After cooking for four days, the bacteria has "flowered" and what emerges on the petri dishes is a full-blown bacterial battleground. The majority of the bacteria is comprised of micrococcus, a common bacteria that can be found on human skin, animals, dairy (yum cheese!), and even beer. It's not particularly harmful — phew!
There was also bacteria from soil compounds apparent, as the wristbands collect germs from the environment. A few small golden-orange spots were the most troubling sight.
Coleman suggests that these could possibly be Golden Staph (which can cause serious infections and boils). Never has there been such a good reason to cut off that old wristband. Perhaps most interesting is that in one plate there was a spot of bacteria used to make antibiotics that was killing other nearby bacteria; so perhaps everything balances out?
"We can’t say for sure that these are dangerous bacteria," Dr Coleman explains. "But the numbers are so high that I would advise people against wearing them [festival bands] for years, and years and years." His suggestion to those who see their bands as a status symbol or don't want to toss out their precious musical memories: put it somewhere safe — but not on your body.
"Cut it off and put it in a little scrapbook or something," Coleman suggests. "You don’t need to keep wearing it to have the memories."

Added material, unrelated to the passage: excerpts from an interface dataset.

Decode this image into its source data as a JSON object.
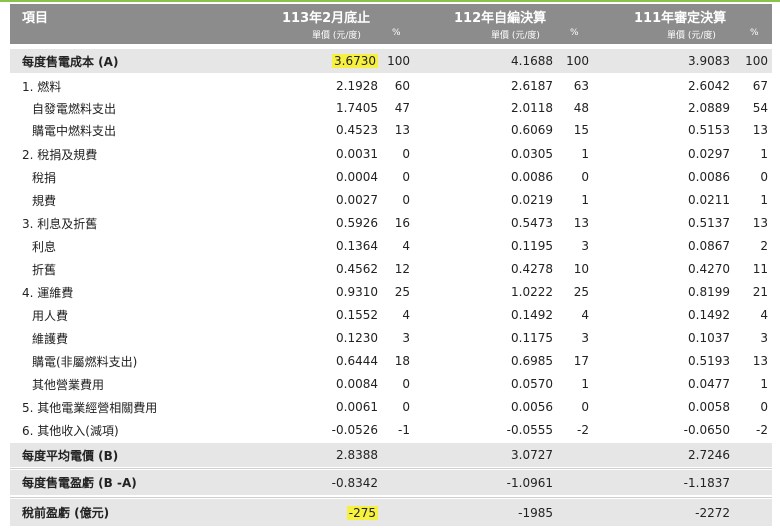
{
  "headers": {
    "item": "項目",
    "col1": "113年2月底止",
    "col2": "112年自編決算",
    "col3": "111年審定決算",
    "unit": "單價 (元/度)",
    "pct": "%"
  },
  "rows": [
    {
      "label": "每度售電成本 (A)",
      "v1": "3.6730",
      "p1": "100",
      "v2": "4.1688",
      "p2": "100",
      "v3": "3.9083",
      "p3": "100"
    },
    {
      "label": "1. 燃料",
      "v1": "2.1928",
      "p1": "60",
      "v2": "2.6187",
      "p2": "63",
      "v3": "2.6042",
      "p3": "67"
    },
    {
      "label": "自發電燃料支出",
      "v1": "1.7405",
      "p1": "47",
      "v2": "2.0118",
      "p2": "48",
      "v3": "2.0889",
      "p3": "54"
    },
    {
      "label": "購電中燃料支出",
      "v1": "0.4523",
      "p1": "13",
      "v2": "0.6069",
      "p2": "15",
      "v3": "0.5153",
      "p3": "13"
    },
    {
      "label": "2. 稅捐及規費",
      "v1": "0.0031",
      "p1": "0",
      "v2": "0.0305",
      "p2": "1",
      "v3": "0.0297",
      "p3": "1"
    },
    {
      "label": "稅捐",
      "v1": "0.0004",
      "p1": "0",
      "v2": "0.0086",
      "p2": "0",
      "v3": "0.0086",
      "p3": "0"
    },
    {
      "label": "規費",
      "v1": "0.0027",
      "p1": "0",
      "v2": "0.0219",
      "p2": "1",
      "v3": "0.0211",
      "p3": "1"
    },
    {
      "label": "3. 利息及折舊",
      "v1": "0.5926",
      "p1": "16",
      "v2": "0.5473",
      "p2": "13",
      "v3": "0.5137",
      "p3": "13"
    },
    {
      "label": "利息",
      "v1": "0.1364",
      "p1": "4",
      "v2": "0.1195",
      "p2": "3",
      "v3": "0.0867",
      "p3": "2"
    },
    {
      "label": "折舊",
      "v1": "0.4562",
      "p1": "12",
      "v2": "0.4278",
      "p2": "10",
      "v3": "0.4270",
      "p3": "11"
    },
    {
      "label": "4. 運維費",
      "v1": "0.9310",
      "p1": "25",
      "v2": "1.0222",
      "p2": "25",
      "v3": "0.8199",
      "p3": "21"
    },
    {
      "label": "用人費",
      "v1": "0.1552",
      "p1": "4",
      "v2": "0.1492",
      "p2": "4",
      "v3": "0.1492",
      "p3": "4"
    },
    {
      "label": "維護費",
      "v1": "0.1230",
      "p1": "3",
      "v2": "0.1175",
      "p2": "3",
      "v3": "0.1037",
      "p3": "3"
    },
    {
      "label": "購電(非屬燃料支出)",
      "v1": "0.6444",
      "p1": "18",
      "v2": "0.6985",
      "p2": "17",
      "v3": "0.5193",
      "p3": "13"
    },
    {
      "label": "其他營業費用",
      "v1": "0.0084",
      "p1": "0",
      "v2": "0.0570",
      "p2": "1",
      "v3": "0.0477",
      "p3": "1"
    },
    {
      "label": "5. 其他電業經營相關費用",
      "v1": "0.0061",
      "p1": "0",
      "v2": "0.0056",
      "p2": "0",
      "v3": "0.0058",
      "p3": "0"
    },
    {
      "label": "6. 其他收入(減項)",
      "v1": "-0.0526",
      "p1": "-1",
      "v2": "-0.0555",
      "p2": "-2",
      "v3": "-0.0650",
      "p3": "-2"
    },
    {
      "label": "每度平均電價 (B)",
      "v1": "2.8388",
      "p1": "",
      "v2": "3.0727",
      "p2": "",
      "v3": "2.7246",
      "p3": ""
    },
    {
      "label": "每度售電盈虧 (B -A)",
      "v1": "-0.8342",
      "p1": "",
      "v2": "-1.0961",
      "p2": "",
      "v3": "-1.1837",
      "p3": ""
    },
    {
      "label": "稅前盈虧 (億元)",
      "v1": "-275",
      "p1": "",
      "v2": "-1985",
      "p2": "",
      "v3": "-2272",
      "p3": ""
    }
  ],
  "colors": {
    "header_bg": "#8c8c8c",
    "highlight": "#f6f040",
    "summary_bg": "#e6e6e6",
    "accent": "#8bc34a"
  }
}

Remember those wish bracelets you wore around your wrist for basically all of middle school? They were probably pretty disgusting too.
Images: triple j/Facebook